Now that your plants are in and looking gorgeous, what do you need to do to keep them looking great now and into the future? A few simple tasks will ensure that they are thriving for years to come!

Fertilizing/Soil Amendments

During the installation process we utilize compost to amend the soil in and around the new plants and we also add fertilizer specific to the needs of the plants being installed. We do this to give each plant a boost and help it recover from transplant shock that often occurs when a nursery grown plant is transplanted into the ground. New plants should not need additional fertilizer beyond this during their first year.


Watering is the most important care task for a newly planted garden. Adequate water reduces transplant shock, which can be the difference between your garden thriving and your plants dying off. When we are installing plants, we will give everything a good soak to get things started. After that initial installation, you will want to water daily for the first week, every other day for the next week, and then 2 or 3 times per week for about a month after that. Additional watering may be needed during periods of drought and extreme heat.

Why water so much?

Frequent watering immediately following installation reduces the stress on the plants that they experience with transplant shock. Imagine the root ball is 25% of the plant, and it is responsible for uptake of water to hydrate the other 75% of the plant. That's a big responsibility, and it's already under a lot of stress from being transplanted!

Do I need to water forever?

Tapering off the watering over time encourages the roots to grow deeply to improve the stability of the plant and to help it endure in drought conditions. In ideal conditions, after your plants are established, they will not require additional watering beyond what the rest of your garden and yard needs. Plants are considered “established” after their root system has developed to match the herbaceous structure that exists above ground, usually after they've survived their first winter or 3 months of the growing season.

How do I know my plants need water?

If you can't detect soil moisture two inches or so beneath the soil surface, your plants need water. Wilting of leaves and stems can be another indicator that your plants need water. Checking the weather can help determine the potential frequency needed.

How to water

The goal of watering is to get the ground evenly moist around all your new plants, without creating puddles or soggy areas. A slow trickle of water at the base of new shrubs and trees can be a simple way to get them watered deeply, while a sprinkler or drip irrigation line around a large area of perennials may be the more effective way to cover a large area. Hand watering with a watering can or hose is great, being sure to give each plant sufficient water to soak into their root balls without over-saturating the area. Standing water or puddles that don't disappear within a few seconds are signs that the ground is saturated.


Depending on the plant and the time of year the plants are transplanted, they may have a harder time recovering. We want the plant to focus its energy on its root systems to become reestablished. Because of this, sometimes we will remove the foliage so that it does not have to waste energy recovering both foliage and root systems. Sometimes we will leave the foliage. If after a week or so, the foliage has not recovered you can go ahead and cut it back so it can focus on its roots. The plant will come back the following spring with new leaves.

Things to Watch Out For

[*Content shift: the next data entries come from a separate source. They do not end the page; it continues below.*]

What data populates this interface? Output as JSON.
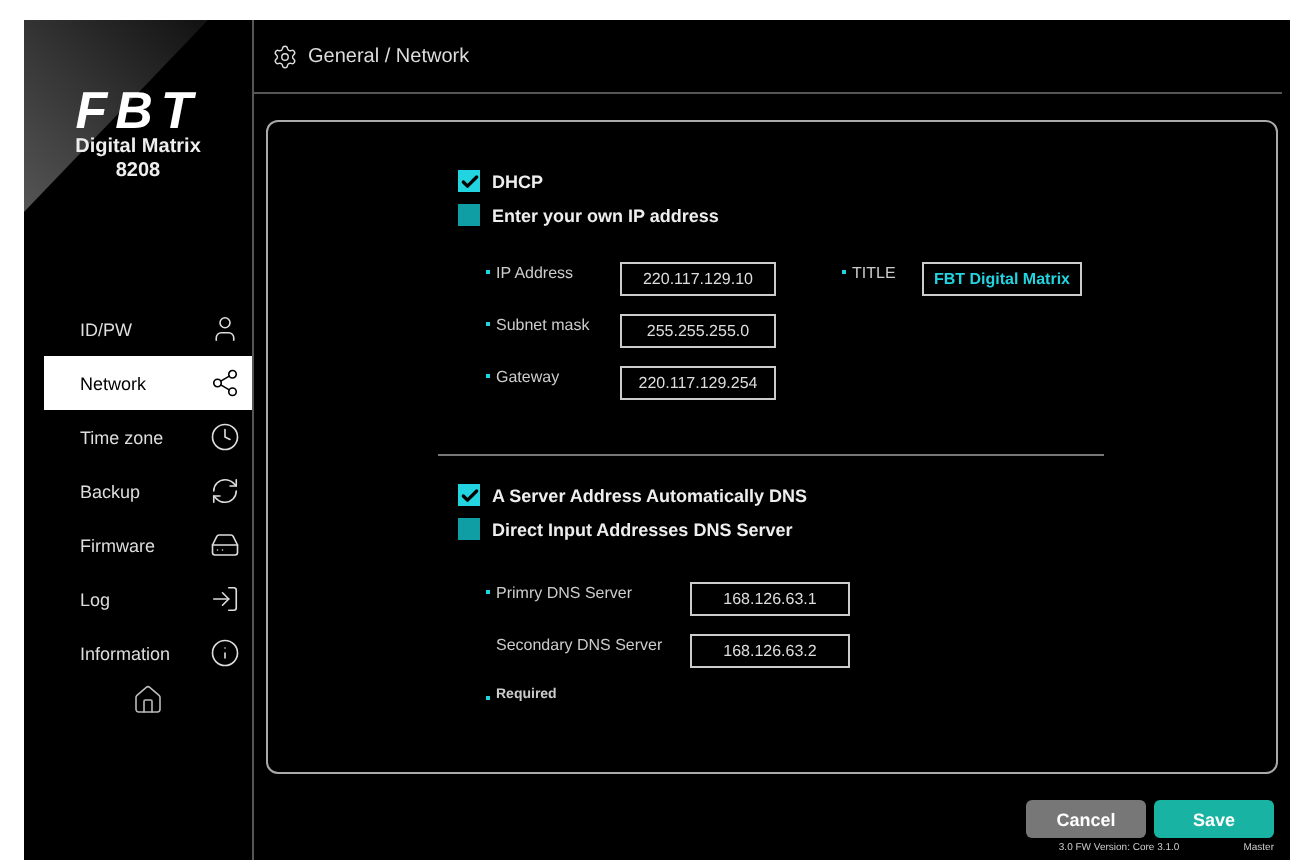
{
  "logo": {
    "brand": "FBT",
    "product": "Digital Matrix",
    "model": "8208"
  },
  "sidebar": {
    "items": [
      {
        "label": "ID/PW",
        "kind": "user",
        "selected": false
      },
      {
        "label": "Network",
        "kind": "network",
        "selected": true
      },
      {
        "label": "Time zone",
        "kind": "clock",
        "selected": false
      },
      {
        "label": "Backup",
        "kind": "backup",
        "selected": false
      },
      {
        "label": "Firmware",
        "kind": "firmware",
        "selected": false
      },
      {
        "label": "Log",
        "kind": "log",
        "selected": false
      },
      {
        "label": "Information",
        "kind": "info",
        "selected": false
      }
    ]
  },
  "breadcrumb": "General / Network",
  "ip_section": {
    "options": [
      {
        "label": "DHCP",
        "checked": true
      },
      {
        "label": "Enter your own IP address",
        "checked": false
      }
    ],
    "fields": [
      {
        "label": "IP Address",
        "value": "220.117.129.10",
        "required": true
      },
      {
        "label": "Subnet mask",
        "value": "255.255.255.0",
        "required": true
      },
      {
        "label": "Gateway",
        "value": "220.117.129.254",
        "required": true
      }
    ],
    "title_field": {
      "label": "TITLE",
      "value": "FBT Digital Matrix",
      "required": true
    }
  },
  "dns_section": {
    "options": [
      {
        "label": "A Server Address Automatically DNS",
        "checked": true
      },
      {
        "label": "Direct Input Addresses DNS Server",
        "checked": false
      }
    ],
    "fields": [
      {
        "label": "Primry DNS Server",
        "value": "168.126.63.1",
        "required": true
      },
      {
        "label": "Secondary DNS Server",
        "value": "168.126.63.2",
        "required": false
      }
    ],
    "note": "Required"
  },
  "buttons": [
    {
      "label": "Cancel",
      "kind": "secondary"
    },
    {
      "label": "Save",
      "kind": "primary"
    }
  ],
  "footer": {
    "version": "3.0 FW Version: Core 3.1.0",
    "role": "Master"
  }
}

If your new plant is struggling, you may notice the leaves wilting and not perking back up with a good soak of water. A majority of the leaves turning yellow or brown and dying is not a good sign unless it’s during their normal life cycle. You should not see roots above the soil. This may be a sign that it is not being watered deep enough and they are seeking shallow water sources or that the topsoil has been washed away, leaving the roots vulnerable and without adequate nutrients. If you are not sure, give us a call and we’ll take a look to access the health.

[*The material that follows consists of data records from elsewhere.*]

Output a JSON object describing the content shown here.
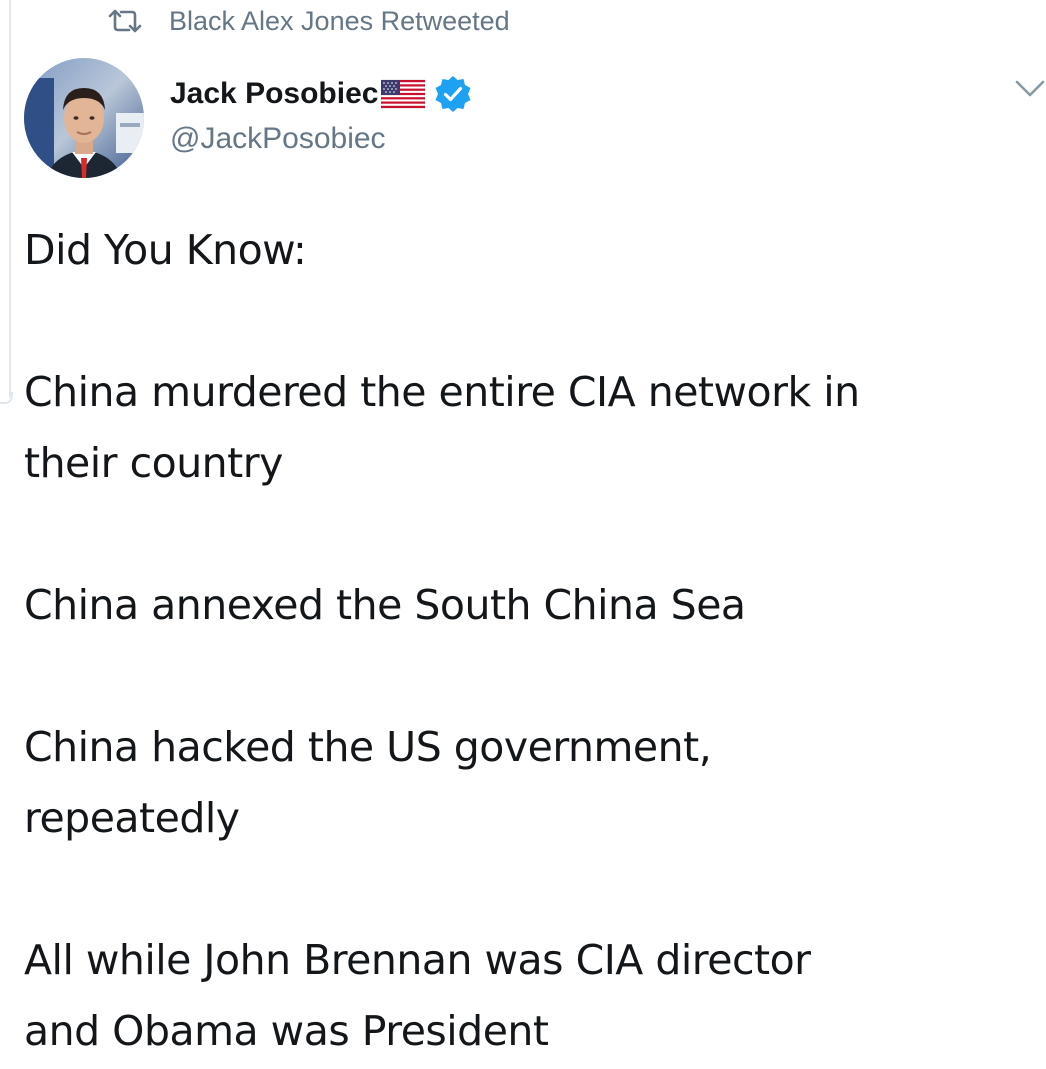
{
  "retweet": {
    "icon": "retweet-icon",
    "label": "Black Alex Jones Retweeted"
  },
  "author": {
    "name": "Jack Posobiec",
    "handle": "@JackPosobiec",
    "flag_icon": "us-flag-icon",
    "verified_icon": "verified-badge-icon",
    "avatar": "avatar"
  },
  "menu": {
    "icon": "chevron-down-icon"
  },
  "tweet": {
    "line1": "Did You Know:",
    "line2": "China murdered the entire CIA network in\ntheir country",
    "line3": "China annexed the South China Sea",
    "line4": "China hacked the US government,\nrepeatedly",
    "line5": "All while John Brennan was CIA director\nand Obama was President"
  },
  "colors": {
    "text": "#14171a",
    "muted": "#657786",
    "verified": "#1da1f2",
    "thread_line": "#e1e8ed"
  }
}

Remember, depending on when during the season things are installed, your plants may be in different stages of development. Ex: If you plant Lamb’s Ear in August, you will not see blooms as it has already bloomed for the season. Plants may already be deadheaded, or if planted too late in the season, may not bloom at all – even if they generally bloom in the fall.

Maintaining Your New Garden

We offer customized Maintenance Plans to care for any of your flower, shrub, or veggie beds with the long-term health and vitality of your gardens at the forefront. Our Maintenance services cover the year-round needs of your garden including fertilizing, deadheading, pinching and shearing, pruning, and editing, in addition to weeding and removing debris. Please inquire for more information regarding this service.

If you decide to do the maintenance yourself, make sure you familiarize yourself with the specific needs of your individual plants. Each plant will likely require slightly different care throughout the season to keep it in optimal health and beauty. You can read up on specialized garden care tasks by checking out our blog here!